INFORMATION Block Start

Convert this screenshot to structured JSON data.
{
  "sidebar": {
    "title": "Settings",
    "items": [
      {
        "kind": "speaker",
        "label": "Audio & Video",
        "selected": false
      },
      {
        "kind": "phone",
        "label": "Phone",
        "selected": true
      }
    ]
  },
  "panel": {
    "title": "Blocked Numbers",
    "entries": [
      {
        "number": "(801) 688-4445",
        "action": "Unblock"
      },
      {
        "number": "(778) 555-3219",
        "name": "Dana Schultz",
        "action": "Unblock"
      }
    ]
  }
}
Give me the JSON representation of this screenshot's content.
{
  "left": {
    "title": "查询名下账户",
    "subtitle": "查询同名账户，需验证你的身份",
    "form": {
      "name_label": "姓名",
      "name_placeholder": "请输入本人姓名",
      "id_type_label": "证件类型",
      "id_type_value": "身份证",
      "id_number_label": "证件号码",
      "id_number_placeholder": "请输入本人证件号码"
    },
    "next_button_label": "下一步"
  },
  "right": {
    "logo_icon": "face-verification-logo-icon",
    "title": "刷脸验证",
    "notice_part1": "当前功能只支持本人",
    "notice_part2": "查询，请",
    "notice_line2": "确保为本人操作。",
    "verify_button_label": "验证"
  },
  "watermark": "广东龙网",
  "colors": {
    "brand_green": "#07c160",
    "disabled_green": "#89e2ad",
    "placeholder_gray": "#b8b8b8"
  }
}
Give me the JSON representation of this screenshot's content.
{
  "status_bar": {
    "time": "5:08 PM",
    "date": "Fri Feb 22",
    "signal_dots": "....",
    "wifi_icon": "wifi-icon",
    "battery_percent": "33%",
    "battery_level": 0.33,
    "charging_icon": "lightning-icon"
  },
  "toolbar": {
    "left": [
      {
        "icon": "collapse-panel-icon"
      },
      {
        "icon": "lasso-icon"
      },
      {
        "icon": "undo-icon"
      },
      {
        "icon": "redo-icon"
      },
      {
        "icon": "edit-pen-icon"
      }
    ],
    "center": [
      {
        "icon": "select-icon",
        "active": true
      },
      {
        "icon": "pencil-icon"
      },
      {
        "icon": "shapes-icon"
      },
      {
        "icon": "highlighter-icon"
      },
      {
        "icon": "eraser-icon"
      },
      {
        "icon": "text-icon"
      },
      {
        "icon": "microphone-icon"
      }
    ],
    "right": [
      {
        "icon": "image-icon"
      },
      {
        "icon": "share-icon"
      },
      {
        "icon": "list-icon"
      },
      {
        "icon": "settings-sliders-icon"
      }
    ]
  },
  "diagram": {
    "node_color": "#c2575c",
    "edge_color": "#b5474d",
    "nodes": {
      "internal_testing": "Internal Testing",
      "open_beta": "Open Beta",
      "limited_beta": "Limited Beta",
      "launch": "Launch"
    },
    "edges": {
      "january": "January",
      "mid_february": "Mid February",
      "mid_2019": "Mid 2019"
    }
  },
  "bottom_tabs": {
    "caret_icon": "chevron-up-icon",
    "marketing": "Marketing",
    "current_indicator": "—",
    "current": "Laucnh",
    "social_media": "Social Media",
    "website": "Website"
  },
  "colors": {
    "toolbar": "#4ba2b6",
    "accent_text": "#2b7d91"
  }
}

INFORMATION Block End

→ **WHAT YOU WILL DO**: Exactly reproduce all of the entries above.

→ **RESPONSE TO THE TASK**:
Convert this screenshot to structured JSON data.
{
  "sidebar": {
    "title": "Settings",
    "items": [
      {
        "kind": "speaker",
        "label": "Audio & Video",
        "selected": false
      },
      {
        "kind": "phone",
        "label": "Phone",
        "selected": true
      }
    ]
  },
  "panel": {
    "title": "Blocked Numbers",
    "entries": [
      {
        "number": "(801) 688-4445",
        "action": "Unblock"
      },
      {
        "number": "(778) 555-3219",
        "name": "Dana Schultz",
        "action": "Unblock"
      }
    ]
  }
}
Give me the JSON representation of this screenshot's content.
{
  "left": {
    "title": "查询名下账户",
    "subtitle": "查询同名账户，需验证你的身份",
    "form": {
      "name_label": "姓名",
      "name_placeholder": "请输入本人姓名",
      "id_type_label": "证件类型",
      "id_type_value": "身份证",
      "id_number_label": "证件号码",
      "id_number_placeholder": "请输入本人证件号码"
    },
    "next_button_label": "下一步"
  },
  "right": {
    "logo_icon": "face-verification-logo-icon",
    "title": "刷脸验证",
    "notice_part1": "当前功能只支持本人",
    "notice_part2": "查询，请",
    "notice_line2": "确保为本人操作。",
    "verify_button_label": "验证"
  },
  "watermark": "广东龙网",
  "colors": {
    "brand_green": "#07c160",
    "disabled_green": "#89e2ad",
    "placeholder_gray": "#b8b8b8"
  }
}
Give me the JSON representation of this screenshot's content.
{
  "status_bar": {
    "time": "5:08 PM",
    "date": "Fri Feb 22",
    "signal_dots": "....",
    "wifi_icon": "wifi-icon",
    "battery_percent": "33%",
    "battery_level": 0.33,
    "charging_icon": "lightning-icon"
  },
  "toolbar": {
    "left": [
      {
        "icon": "collapse-panel-icon"
      },
      {
        "icon": "lasso-icon"
      },
      {
        "icon": "undo-icon"
      },
      {
        "icon": "redo-icon"
      },
      {
        "icon": "edit-pen-icon"
      }
    ],
    "center": [
      {
        "icon": "select-icon",
        "active": true
      },
      {
        "icon": "pencil-icon"
      },
      {
        "icon": "shapes-icon"
      },
      {
        "icon": "highlighter-icon"
      },
      {
        "icon": "eraser-icon"
      },
      {
        "icon": "text-icon"
      },
      {
        "icon": "microphone-icon"
      }
    ],
    "right": [
      {
        "icon": "image-icon"
      },
      {
        "icon": "share-icon"
      },
      {
        "icon": "list-icon"
      },
      {
        "icon": "settings-sliders-icon"
      }
    ]
  },
  "diagram": {
    "node_color": "#c2575c",
    "edge_color": "#b5474d",
    "nodes": {
      "internal_testing": "Internal Testing",
      "open_beta": "Open Beta",
      "limited_beta": "Limited Beta",
      "launch": "Launch"
    },
    "edges": {
      "january": "January",
      "mid_february": "Mid February",
      "mid_2019": "Mid 2019"
    }
  },
  "bottom_tabs": {
    "caret_icon": "chevron-up-icon",
    "marketing": "Marketing",
    "current_indicator": "—",
    "current": "Laucnh",
    "social_media": "Social Media",
    "website": "Website"
  },
  "colors": {
    "toolbar": "#4ba2b6",
    "accent_text": "#2b7d91"
  }
}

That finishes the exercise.